The US president seems determined to decouple global economics from the hitherto mighty dollar. That’s the fear expressed by Paola Subacchi, international economics professor at the University of London’s Queen Mary Global Policy Institute.
She should know. Dr Subacchi is author of ‘The People’s Money: How China is Building a Global Currency’.
So, what’s her argument and why does it matter?
Dr Subacchi says that President Trump’s persistent yoking of economic interest and national security, is leading to the emergence of a bipolar world order led by rival hegemons.
The world’s “financial infrastructure has been built around the US dollar – the most liquid and exchangeable international currency,” she writes, affording the US what Valéry Giscard d’Estaing, then France’s finance minister, dubbed an “exorbitant privilege”. America has been able to print money at negligible cost and use it to purchase goods and services globally.

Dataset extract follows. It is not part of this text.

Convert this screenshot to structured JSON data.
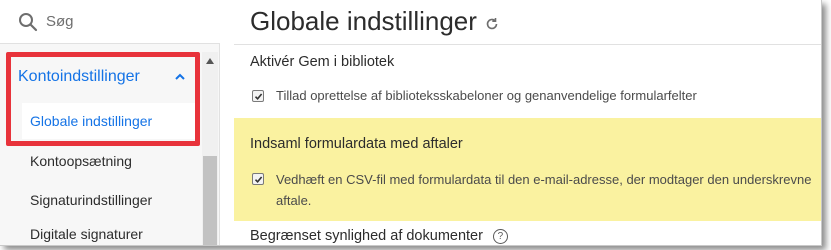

All of this is threatened by US restrictions on capital flows. Roughly 80 per cent of global trade is invoiced and settled in dollars. International transactions are cleared through the US financial system. As Dr Subacchi writes, “about 16 million payment orders transit daily through the Euro-American Society for Worldwide Interbank Financial Telecommunication (SWIFT) network.” Some 47 per cent of global payments currently are in dollars, compared to 31 per cent in euros. And central banks hold 62 per of their reserves in dollars, compared to just 20 per cent in euros.
Mr Trump has proved more “creative” than other US presidents, she says, to take “advantage of America’s disproportionate financial leverage to ensure that his administration’s measures impose maximum damage, regardless of the effects on third parties.” Unsurprisingly, weaponization of the dollar undermines trust among those who hold of dollar-backed and US-verified assets. How could it be otherwise?
Dr Subacchi asks two pertinent questions in this regard. “How many foreign companies will be willing to list on a US stock exchange knowing that they may be delisted at will? And how many non-US residents will keep their assets in US banks if any geopolitical skirmish can result in a freeze?”
All of this makes international monetary reform pretty much inevitable. China has been advocating for this for the last decade, and it will gain momentum by expanding the international role of other currencies – the euro and perhaps, even the renminbi. (Incidentally, until August, the renminbi was in eighth place in terms of foreign-exchange market turnover. But then it rose to fifth place in SWIFT payments, and, after leapfrogging the Canadian and Australian dollars, ranks fifth in central banks’ foreign-exchange reserves. That’s what Harvard professor Jeffrey Frankel, a research associate at the US National Bureau of Economic Research, recently wrote.)
Dr Subacchi also suggests that the flux of the moment could also throw up “an alternate monetary system, centered on the needs of developing countries, especially oil and commodities exporters.”
Net-net, it would be a loss for America. No longer would it be able to print money at negligible cost and finance its international purchases of goods and services.